Contributed by Marian Fuchs
All over campus signs of the holiday season are proliferating. There’s obviously much more to come:
- a Dickens Dinner at the weekend
- a Holiday Party on the 12th
- a service on Christmas Eve and a Breakfast on the day
- and a dinner-dance on New Year’s Eve.
But just today, Monday December 4, we had the trimming of the giant tree in the Clocktower. Below you see some of the trimmers, and the results of their trimming. If you weren’t there, you missed some great petit fours and hot chocolate!
by Marian Fuchs

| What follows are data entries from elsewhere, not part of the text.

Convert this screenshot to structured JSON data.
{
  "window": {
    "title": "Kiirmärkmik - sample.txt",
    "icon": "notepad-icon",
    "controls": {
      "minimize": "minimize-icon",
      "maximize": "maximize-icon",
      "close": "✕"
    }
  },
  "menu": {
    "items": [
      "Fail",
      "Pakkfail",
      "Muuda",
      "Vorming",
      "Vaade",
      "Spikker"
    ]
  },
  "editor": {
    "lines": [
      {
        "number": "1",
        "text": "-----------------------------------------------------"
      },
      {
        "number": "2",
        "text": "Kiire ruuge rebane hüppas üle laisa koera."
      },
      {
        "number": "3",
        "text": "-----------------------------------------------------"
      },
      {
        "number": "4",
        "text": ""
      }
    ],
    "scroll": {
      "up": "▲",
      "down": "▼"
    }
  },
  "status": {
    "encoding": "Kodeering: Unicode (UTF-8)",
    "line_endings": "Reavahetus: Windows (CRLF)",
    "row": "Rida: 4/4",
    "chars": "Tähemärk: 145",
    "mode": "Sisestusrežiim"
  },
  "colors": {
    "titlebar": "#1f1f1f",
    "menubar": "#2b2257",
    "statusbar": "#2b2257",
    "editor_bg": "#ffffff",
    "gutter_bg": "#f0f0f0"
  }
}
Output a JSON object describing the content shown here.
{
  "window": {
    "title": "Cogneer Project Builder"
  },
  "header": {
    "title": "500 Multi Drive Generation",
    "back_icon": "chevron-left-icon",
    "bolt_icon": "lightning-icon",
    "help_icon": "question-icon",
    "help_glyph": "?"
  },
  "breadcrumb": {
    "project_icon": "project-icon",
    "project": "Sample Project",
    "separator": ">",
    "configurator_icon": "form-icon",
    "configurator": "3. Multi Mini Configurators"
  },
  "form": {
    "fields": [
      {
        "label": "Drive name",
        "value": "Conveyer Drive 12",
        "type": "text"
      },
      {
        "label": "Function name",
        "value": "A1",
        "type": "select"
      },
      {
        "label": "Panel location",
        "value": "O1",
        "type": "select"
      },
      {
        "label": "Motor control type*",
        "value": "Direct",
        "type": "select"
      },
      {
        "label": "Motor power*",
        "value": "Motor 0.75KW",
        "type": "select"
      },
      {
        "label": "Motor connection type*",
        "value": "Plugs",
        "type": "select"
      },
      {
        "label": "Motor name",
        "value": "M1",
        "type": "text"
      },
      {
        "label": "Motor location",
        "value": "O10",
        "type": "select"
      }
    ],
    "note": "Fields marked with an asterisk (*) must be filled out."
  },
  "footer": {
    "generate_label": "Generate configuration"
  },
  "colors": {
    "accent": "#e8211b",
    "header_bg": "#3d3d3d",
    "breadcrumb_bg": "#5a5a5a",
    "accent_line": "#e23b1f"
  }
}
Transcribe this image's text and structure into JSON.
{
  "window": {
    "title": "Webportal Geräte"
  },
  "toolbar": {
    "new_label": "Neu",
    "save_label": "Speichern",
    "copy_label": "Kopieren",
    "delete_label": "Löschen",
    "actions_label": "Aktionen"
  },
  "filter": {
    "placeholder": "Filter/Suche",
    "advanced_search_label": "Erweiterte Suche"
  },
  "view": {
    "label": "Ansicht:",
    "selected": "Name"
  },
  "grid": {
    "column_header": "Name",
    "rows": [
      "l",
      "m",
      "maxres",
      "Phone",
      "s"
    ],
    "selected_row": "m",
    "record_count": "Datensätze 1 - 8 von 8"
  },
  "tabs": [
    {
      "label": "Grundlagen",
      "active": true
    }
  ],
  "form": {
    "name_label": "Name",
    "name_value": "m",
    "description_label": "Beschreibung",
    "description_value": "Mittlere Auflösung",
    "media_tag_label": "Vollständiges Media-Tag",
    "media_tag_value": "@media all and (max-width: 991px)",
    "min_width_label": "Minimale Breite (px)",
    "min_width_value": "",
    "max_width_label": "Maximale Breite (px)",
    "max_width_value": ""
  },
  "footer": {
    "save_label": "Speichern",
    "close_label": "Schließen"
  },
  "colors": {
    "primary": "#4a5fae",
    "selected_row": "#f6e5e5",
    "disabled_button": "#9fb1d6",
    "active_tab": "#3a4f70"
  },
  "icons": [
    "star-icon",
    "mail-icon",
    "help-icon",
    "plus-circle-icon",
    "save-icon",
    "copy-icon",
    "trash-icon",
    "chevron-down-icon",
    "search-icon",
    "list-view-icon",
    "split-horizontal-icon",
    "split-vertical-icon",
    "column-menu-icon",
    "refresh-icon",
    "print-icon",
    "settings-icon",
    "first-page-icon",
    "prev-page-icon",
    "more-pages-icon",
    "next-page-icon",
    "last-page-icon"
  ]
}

A week after the Holiday Bazaar, Collington had its second holiday shopping event on November 10th. This was the Christmas in November sale put on by the 0pporttunity 0utlet (OO) Shop. It was a festive affair, especially after Grant Bagley got the Christmas music (the very first of the season) going in the Auditorium. Tables displaying holiday gifts were arrayed around the room, and 00 Shop manager, Joe Howard, had priced things to sell. There were bargains to be had – most prices ranged down from $3 to free! Unbeatable! The Glass Case wing of the 00 Shop had more special Christmas gift items for sale – several tables of them. They, too, were doing a brisk business.
At the end of the sale, resident Larry Harris took possession of all the left-over goods and drove them to a church thrift shop in Southern Maryland. So the recycling and re-use will continue.
These Collington sales are win-win-win-win events. Here are the four wins:
- Goodies donors get to downsize and get rid of things they don’t want.
- Things that might otherwise have been thrown away get reused (as opposed to swelling landfills).
- The money raised by the sale of the goodies funds neat activities for residents
- Shoppers have the fun of getting inexpensive gifts, cards, music and plenty of sparkly bling for their holiday season in a cheerful and friendly setting.
At this year’s sale, some of the happiest shoppers were members of two refugee families adopted by Mary Kim. When she learned about the families, Marion Henry made a substantial donation to both of them, and they used her gift to make substantial purchases, leaving the sale with bulging bags of goodies.
Next day Joe Howard reported: “Thanks, all of you for what you did toward making another Christmas in November sale so successful
- The Shop earned about $450 – all going to the Residents Association
- Glass Cases earned $150 – all going to the Residents Association
- The Shop was able to clear out much needed space in the Furniture Room
- We were able to recycle many items provided by residents which would likely have been discarded or clutter their storage space.
- We provided a happy time for lots of happy shoppers – and volunteers.”
Some of the Collington resident happy shoppers and salespersons are shown below.
Contributed by Marian Fuchs
The 2017 Holiday Bazaar, held on November 3rd, will likely yield $3800 for the Resident Association coffers when late orders for salmon and pork smoked by Mike McCulley are factored in.
The entire Auditorium was filled with tables, with residents selling everything from food to clothes, plants, books, crafts and jewelry. It was festive and enjoyable, and a win-win for all attendees.
Three knitters were selling their productions: Ruth Hazen, Pat Kirkham and Jane Miller. At the left, is Sue Regen, who was selling the lovely wood holiday decorations she makes here at Collington.
Two librarians, Barbara Fairchild and Barbara Florini, were manning the book sale stalls
Beaders Marlane Liddell and Marianne Mann were selling jewelry
Clara Fetters was selling pretty hand-made boxes for $1 each
Bill Preston was explaining to buyers just how to eat the persimmons he brought to sell at the bazaar.
It was the first night of Passover, and over 50 people at Collington appropriately celebrated the liberation of the ancient Hebrews from slavery in Egypt, grounding our service in universal themes. The service was led by Mitchell Naimark, husband of Barbara Naimark, who is our Director of Health Records. Dining Services did us proud, as did organizer Joan Zorza. Tim Sabin ended by reading the Declaration of Human Rights, the drafting of which was Chaired by Eleanor Roosevelt, and adopted without any dissents on December 10, 1948. Here are some photographs.
George Newman writes: You may have wondered who’s responsible for the Halloween diorama in the dining room. It’s Denise Bunting. The story of how the display came to be is in the November Collingtonian, coming soon.